Extracted material

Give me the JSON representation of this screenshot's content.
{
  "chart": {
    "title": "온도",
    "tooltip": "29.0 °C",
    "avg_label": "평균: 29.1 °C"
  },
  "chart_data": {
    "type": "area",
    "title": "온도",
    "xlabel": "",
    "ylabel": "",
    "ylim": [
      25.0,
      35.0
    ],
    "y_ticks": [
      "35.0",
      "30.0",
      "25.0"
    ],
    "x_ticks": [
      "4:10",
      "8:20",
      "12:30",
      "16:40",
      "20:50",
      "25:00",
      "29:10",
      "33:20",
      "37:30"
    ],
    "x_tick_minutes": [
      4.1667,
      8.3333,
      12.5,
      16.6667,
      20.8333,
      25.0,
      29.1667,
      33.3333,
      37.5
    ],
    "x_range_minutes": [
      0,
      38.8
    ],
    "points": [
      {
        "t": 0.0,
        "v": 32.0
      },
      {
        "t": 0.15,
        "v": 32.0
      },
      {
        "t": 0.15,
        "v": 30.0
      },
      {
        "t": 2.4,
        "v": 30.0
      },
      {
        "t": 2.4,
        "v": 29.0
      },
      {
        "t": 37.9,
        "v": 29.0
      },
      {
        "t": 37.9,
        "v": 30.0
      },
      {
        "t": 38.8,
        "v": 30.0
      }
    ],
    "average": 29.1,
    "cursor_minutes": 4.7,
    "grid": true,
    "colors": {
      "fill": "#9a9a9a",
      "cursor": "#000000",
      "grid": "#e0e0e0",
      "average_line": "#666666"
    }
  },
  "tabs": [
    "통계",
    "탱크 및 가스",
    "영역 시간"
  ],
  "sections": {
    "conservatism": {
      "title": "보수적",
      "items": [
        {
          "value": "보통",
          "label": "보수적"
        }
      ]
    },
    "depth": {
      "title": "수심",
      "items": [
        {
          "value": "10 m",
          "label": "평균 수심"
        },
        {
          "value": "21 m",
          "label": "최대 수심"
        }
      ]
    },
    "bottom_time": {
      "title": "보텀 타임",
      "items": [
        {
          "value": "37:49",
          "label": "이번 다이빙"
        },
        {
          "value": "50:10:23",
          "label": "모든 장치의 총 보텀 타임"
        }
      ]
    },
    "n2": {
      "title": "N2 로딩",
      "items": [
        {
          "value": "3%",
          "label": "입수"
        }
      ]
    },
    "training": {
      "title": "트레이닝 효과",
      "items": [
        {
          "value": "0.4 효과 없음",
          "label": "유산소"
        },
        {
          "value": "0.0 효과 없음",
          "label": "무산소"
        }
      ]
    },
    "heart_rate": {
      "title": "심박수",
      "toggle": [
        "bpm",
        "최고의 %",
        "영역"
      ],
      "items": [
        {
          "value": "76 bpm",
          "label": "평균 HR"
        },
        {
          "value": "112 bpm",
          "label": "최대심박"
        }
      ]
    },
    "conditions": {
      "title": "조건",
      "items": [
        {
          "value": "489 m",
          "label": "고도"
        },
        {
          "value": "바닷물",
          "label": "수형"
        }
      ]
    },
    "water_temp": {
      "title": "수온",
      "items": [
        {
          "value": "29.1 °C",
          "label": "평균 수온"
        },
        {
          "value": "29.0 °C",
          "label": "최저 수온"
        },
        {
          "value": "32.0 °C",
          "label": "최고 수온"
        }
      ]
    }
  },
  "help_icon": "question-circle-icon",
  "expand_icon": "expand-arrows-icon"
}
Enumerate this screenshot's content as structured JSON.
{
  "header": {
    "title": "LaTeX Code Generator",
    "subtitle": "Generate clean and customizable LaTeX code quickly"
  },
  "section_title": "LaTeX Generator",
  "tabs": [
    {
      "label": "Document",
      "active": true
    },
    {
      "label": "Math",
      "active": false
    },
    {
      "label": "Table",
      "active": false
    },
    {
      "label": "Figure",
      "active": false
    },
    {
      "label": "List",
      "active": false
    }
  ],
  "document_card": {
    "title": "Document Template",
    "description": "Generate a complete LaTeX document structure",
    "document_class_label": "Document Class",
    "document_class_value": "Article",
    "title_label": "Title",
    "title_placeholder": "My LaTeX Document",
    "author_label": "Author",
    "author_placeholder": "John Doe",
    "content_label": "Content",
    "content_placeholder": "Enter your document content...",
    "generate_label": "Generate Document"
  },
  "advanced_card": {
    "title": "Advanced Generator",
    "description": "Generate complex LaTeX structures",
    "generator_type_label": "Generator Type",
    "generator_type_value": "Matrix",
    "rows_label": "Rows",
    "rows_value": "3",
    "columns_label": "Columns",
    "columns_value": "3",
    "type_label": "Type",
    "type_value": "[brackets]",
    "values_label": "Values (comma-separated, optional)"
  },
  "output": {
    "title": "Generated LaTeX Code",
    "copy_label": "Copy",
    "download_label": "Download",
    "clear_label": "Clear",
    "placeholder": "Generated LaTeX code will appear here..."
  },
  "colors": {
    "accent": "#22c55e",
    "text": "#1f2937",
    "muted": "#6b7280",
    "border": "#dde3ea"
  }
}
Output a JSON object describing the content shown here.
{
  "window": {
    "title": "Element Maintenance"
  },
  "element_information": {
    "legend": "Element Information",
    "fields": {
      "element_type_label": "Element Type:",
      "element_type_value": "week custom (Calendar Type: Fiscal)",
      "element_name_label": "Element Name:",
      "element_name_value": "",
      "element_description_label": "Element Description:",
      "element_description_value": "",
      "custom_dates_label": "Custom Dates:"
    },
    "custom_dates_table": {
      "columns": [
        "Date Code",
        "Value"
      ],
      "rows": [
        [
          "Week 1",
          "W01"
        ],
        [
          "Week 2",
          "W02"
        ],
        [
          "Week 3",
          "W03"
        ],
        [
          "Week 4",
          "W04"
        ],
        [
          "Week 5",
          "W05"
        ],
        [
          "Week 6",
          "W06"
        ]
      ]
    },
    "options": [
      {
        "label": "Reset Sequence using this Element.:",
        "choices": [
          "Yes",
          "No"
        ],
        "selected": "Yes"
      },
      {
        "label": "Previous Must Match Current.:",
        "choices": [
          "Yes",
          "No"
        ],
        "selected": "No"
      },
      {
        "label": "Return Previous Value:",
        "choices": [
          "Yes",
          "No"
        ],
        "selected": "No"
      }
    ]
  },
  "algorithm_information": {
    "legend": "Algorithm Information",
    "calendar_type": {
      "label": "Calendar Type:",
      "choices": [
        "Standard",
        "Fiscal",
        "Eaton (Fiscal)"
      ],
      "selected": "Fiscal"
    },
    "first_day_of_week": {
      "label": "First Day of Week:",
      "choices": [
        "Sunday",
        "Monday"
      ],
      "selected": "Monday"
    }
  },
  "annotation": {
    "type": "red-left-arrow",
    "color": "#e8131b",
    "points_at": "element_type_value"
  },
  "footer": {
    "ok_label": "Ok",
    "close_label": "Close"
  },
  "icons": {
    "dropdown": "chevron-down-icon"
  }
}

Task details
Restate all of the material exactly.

Response to the exercise
Give me the JSON representation of this screenshot's content.
{
  "chart": {
    "title": "온도",
    "tooltip": "29.0 °C",
    "avg_label": "평균: 29.1 °C"
  },
  "chart_data": {
    "type": "area",
    "title": "온도",
    "xlabel": "",
    "ylabel": "",
    "ylim": [
      25.0,
      35.0
    ],
    "y_ticks": [
      "35.0",
      "30.0",
      "25.0"
    ],
    "x_ticks": [
      "4:10",
      "8:20",
      "12:30",
      "16:40",
      "20:50",
      "25:00",
      "29:10",
      "33:20",
      "37:30"
    ],
    "x_tick_minutes": [
      4.1667,
      8.3333,
      12.5,
      16.6667,
      20.8333,
      25.0,
      29.1667,
      33.3333,
      37.5
    ],
    "x_range_minutes": [
      0,
      38.8
    ],
    "points": [
      {
        "t": 0.0,
        "v": 32.0
      },
      {
        "t": 0.15,
        "v": 32.0
      },
      {
        "t": 0.15,
        "v": 30.0
      },
      {
        "t": 2.4,
        "v": 30.0
      },
      {
        "t": 2.4,
        "v": 29.0
      },
      {
        "t": 37.9,
        "v": 29.0
      },
      {
        "t": 37.9,
        "v": 30.0
      },
      {
        "t": 38.8,
        "v": 30.0
      }
    ],
    "average": 29.1,
    "cursor_minutes": 4.7,
    "grid": true,
    "colors": {
      "fill": "#9a9a9a",
      "cursor": "#000000",
      "grid": "#e0e0e0",
      "average_line": "#666666"
    }
  },
  "tabs": [
    "통계",
    "탱크 및 가스",
    "영역 시간"
  ],
  "sections": {
    "conservatism": {
      "title": "보수적",
      "items": [
        {
          "value": "보통",
          "label": "보수적"
        }
      ]
    },
    "depth": {
      "title": "수심",
      "items": [
        {
          "value": "10 m",
          "label": "평균 수심"
        },
        {
          "value": "21 m",
          "label": "최대 수심"
        }
      ]
    },
    "bottom_time": {
      "title": "보텀 타임",
      "items": [
        {
          "value": "37:49",
          "label": "이번 다이빙"
        },
        {
          "value": "50:10:23",
          "label": "모든 장치의 총 보텀 타임"
        }
      ]
    },
    "n2": {
      "title": "N2 로딩",
      "items": [
        {
          "value": "3%",
          "label": "입수"
        }
      ]
    },
    "training": {
      "title": "트레이닝 효과",
      "items": [
        {
          "value": "0.4 효과 없음",
          "label": "유산소"
        },
        {
          "value": "0.0 효과 없음",
          "label": "무산소"
        }
      ]
    },
    "heart_rate": {
      "title": "심박수",
      "toggle": [
        "bpm",
        "최고의 %",
        "영역"
      ],
      "items": [
        {
          "value": "76 bpm",
          "label": "평균 HR"
        },
        {
          "value": "112 bpm",
          "label": "최대심박"
        }
      ]
    },
    "conditions": {
      "title": "조건",
      "items": [
        {
          "value": "489 m",
          "label": "고도"
        },
        {
          "value": "바닷물",
          "label": "수형"
        }
      ]
    },
    "water_temp": {
      "title": "수온",
      "items": [
        {
          "value": "29.1 °C",
          "label": "평균 수온"
        },
        {
          "value": "29.0 °C",
          "label": "최저 수온"
        },
        {
          "value": "32.0 °C",
          "label": "최고 수온"
        }
      ]
    }
  },
  "help_icon": "question-circle-icon",
  "expand_icon": "expand-arrows-icon"
}
Enumerate this screenshot's content as structured JSON.
{
  "header": {
    "title": "LaTeX Code Generator",
    "subtitle": "Generate clean and customizable LaTeX code quickly"
  },
  "section_title": "LaTeX Generator",
  "tabs": [
    {
      "label": "Document",
      "active": true
    },
    {
      "label": "Math",
      "active": false
    },
    {
      "label": "Table",
      "active": false
    },
    {
      "label": "Figure",
      "active": false
    },
    {
      "label": "List",
      "active": false
    }
  ],
  "document_card": {
    "title": "Document Template",
    "description": "Generate a complete LaTeX document structure",
    "document_class_label": "Document Class",
    "document_class_value": "Article",
    "title_label": "Title",
    "title_placeholder": "My LaTeX Document",
    "author_label": "Author",
    "author_placeholder": "John Doe",
    "content_label": "Content",
    "content_placeholder": "Enter your document content...",
    "generate_label": "Generate Document"
  },
  "advanced_card": {
    "title": "Advanced Generator",
    "description": "Generate complex LaTeX structures",
    "generator_type_label": "Generator Type",
    "generator_type_value": "Matrix",
    "rows_label": "Rows",
    "rows_value": "3",
    "columns_label": "Columns",
    "columns_value": "3",
    "type_label": "Type",
    "type_value": "[brackets]",
    "values_label": "Values (comma-separated, optional)"
  },
  "output": {
    "title": "Generated LaTeX Code",
    "copy_label": "Copy",
    "download_label": "Download",
    "clear_label": "Clear",
    "placeholder": "Generated LaTeX code will appear here..."
  },
  "colors": {
    "accent": "#22c55e",
    "text": "#1f2937",
    "muted": "#6b7280",
    "border": "#dde3ea"
  }
}
Output a JSON object describing the content shown here.
{
  "window": {
    "title": "Element Maintenance"
  },
  "element_information": {
    "legend": "Element Information",
    "fields": {
      "element_type_label": "Element Type:",
      "element_type_value": "week custom (Calendar Type: Fiscal)",
      "element_name_label": "Element Name:",
      "element_name_value": "",
      "element_description_label": "Element Description:",
      "element_description_value": "",
      "custom_dates_label": "Custom Dates:"
    },
    "custom_dates_table": {
      "columns": [
        "Date Code",
        "Value"
      ],
      "rows": [
        [
          "Week 1",
          "W01"
        ],
        [
          "Week 2",
          "W02"
        ],
        [
          "Week 3",
          "W03"
        ],
        [
          "Week 4",
          "W04"
        ],
        [
          "Week 5",
          "W05"
        ],
        [
          "Week 6",
          "W06"
        ]
      ]
    },
    "options": [
      {
        "label": "Reset Sequence using this Element.:",
        "choices": [
          "Yes",
          "No"
        ],
        "selected": "Yes"
      },
      {
        "label": "Previous Must Match Current.:",
        "choices": [
          "Yes",
          "No"
        ],
        "selected": "No"
      },
      {
        "label": "Return Previous Value:",
        "choices": [
          "Yes",
          "No"
        ],
        "selected": "No"
      }
    ]
  },
  "algorithm_information": {
    "legend": "Algorithm Information",
    "calendar_type": {
      "label": "Calendar Type:",
      "choices": [
        "Standard",
        "Fiscal",
        "Eaton (Fiscal)"
      ],
      "selected": "Fiscal"
    },
    "first_day_of_week": {
      "label": "First Day of Week:",
      "choices": [
        "Sunday",
        "Monday"
      ],
      "selected": "Monday"
    }
  },
  "annotation": {
    "type": "red-left-arrow",
    "color": "#e8131b",
    "points_at": "element_type_value"
  },
  "footer": {
    "ok_label": "Ok",
    "close_label": "Close"
  },
  "icons": {
    "dropdown": "chevron-down-icon"
  }
}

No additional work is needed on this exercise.